There are roughly 25 student assistants at different stages of the process, helping to guide the freshmen through the orientation of their iPads. Those student assistants were hired back in April and had multiple days of training with each being given an iPad to familiarize themselves with the device. They then helped train the 80 faculty who were given iPads in May.
“It was a nice initial sort of go-through orientation before we had 250 students a day,” Tressler said.
He added having students be the ones who teach the freshmen how to use the iPads helps make everyone more comfortable.
The setup process takes about 20 minutes for each student. The students are handed a manilla bag containing their 10.5-inch, 256GB iPad Pro with the Apple Pencil, smart keyboard and STM Dux Shell Case.
Once inside the room, the students are asked to show a form of ID to confirm their identity. Hanna Kim, a student assistant for ODEE learning technology, said the students are searched in the system to confirm they are eligible for the iPad. She said the other student assistants confirm the ID both in the system and with the gray folders the freshmen are handed at orientation.
“So it’s like an extra wall of defense,” she said.
Only first-year students are eligible for the iPads, but Kim said some transfer students also allowed to have them and there there is often a gray area that requires someone to come in and sort out the eligibility process.
After a student has their name, dot number and student information inputted into the iPad and the device is customized, the student heads over to the next room where there are 10 tables with five other freshmen to learn about how to use the devices. There, the students are introduced to the apps on the device.
The Discover app is one of the more prominent features on the iPad. Students are able to view maps of the campus, follow orientation instructions, learn about and sign up for different organizations on campus, create four-year plans and view account balances. During the school year, the students will be able to view course information, check grades and see their schedule.
Kim said these features make scheduling classes much simpler, where her advisor told her “It’s a lot less work for me” and that the students “have like a clear plan in front of them.”
The iPads are distributed from 7 a.m. until 9:45 a.m. every Monday through Thursday at the Columbus campus, Tressler said. Kim added that if students arrives late, they will be able to receive the iPads at Thompson Library from 3:30 to 5:30 p.m. and receive a similar introduction to their devices.
In the future, Tressler said he hopes the iPads will be able to make orientation completely paperless. Since this is only the first year, he said there is a bit of a learning experience for everyone involved. The Discover app currently lists the optional sessions for students on Day 2 of orientation, but that it is “not 100 percent yet.”
Going paperless is, of course, one of the overall goals of this initiative. One of the stated objectives by the University is to put all syllabi, textbooks and other course work on the iPads so students don’t have to go through paper.

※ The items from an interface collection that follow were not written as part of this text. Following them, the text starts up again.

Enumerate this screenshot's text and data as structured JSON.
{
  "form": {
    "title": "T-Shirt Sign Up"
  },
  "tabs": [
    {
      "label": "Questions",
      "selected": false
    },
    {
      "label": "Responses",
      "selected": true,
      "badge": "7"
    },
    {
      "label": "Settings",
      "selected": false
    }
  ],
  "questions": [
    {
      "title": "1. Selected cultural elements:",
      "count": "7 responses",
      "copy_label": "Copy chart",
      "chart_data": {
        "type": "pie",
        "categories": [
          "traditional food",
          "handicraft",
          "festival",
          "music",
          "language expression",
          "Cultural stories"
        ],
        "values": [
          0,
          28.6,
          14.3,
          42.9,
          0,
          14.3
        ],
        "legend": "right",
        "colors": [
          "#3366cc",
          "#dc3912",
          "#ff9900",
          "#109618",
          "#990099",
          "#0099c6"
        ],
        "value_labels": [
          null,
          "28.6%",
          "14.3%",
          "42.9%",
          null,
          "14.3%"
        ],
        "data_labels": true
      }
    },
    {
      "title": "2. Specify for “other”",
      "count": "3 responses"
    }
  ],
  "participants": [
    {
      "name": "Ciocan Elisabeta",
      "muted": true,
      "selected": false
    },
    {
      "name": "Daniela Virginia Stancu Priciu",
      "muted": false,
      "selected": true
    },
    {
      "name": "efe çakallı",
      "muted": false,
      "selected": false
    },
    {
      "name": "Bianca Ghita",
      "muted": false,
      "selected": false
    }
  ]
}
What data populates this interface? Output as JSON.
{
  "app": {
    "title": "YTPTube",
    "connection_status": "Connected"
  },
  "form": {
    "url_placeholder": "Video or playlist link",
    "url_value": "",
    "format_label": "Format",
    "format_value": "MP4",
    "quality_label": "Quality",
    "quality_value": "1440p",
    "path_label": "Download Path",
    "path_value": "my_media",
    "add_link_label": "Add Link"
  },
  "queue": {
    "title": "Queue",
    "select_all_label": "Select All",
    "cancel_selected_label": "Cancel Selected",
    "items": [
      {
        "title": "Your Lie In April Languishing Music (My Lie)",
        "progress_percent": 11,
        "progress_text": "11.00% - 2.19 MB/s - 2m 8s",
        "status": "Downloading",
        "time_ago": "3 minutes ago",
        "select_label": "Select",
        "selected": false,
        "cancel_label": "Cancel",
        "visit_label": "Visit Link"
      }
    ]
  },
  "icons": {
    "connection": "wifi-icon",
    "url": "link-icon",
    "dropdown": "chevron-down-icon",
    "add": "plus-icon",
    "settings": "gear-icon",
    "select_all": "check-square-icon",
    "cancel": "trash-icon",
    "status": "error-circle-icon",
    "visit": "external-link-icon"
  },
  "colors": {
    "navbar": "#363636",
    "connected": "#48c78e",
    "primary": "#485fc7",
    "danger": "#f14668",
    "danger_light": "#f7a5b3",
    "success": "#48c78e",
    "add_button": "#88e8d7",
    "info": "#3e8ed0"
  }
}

Breitman has already started to plan out how she hopes to use the iPads during her time at Ohio State.
“I’ll probably mostly use the Drive,” she said. “Just like take notes on the Drive, and I’ll use those apps that they showed.”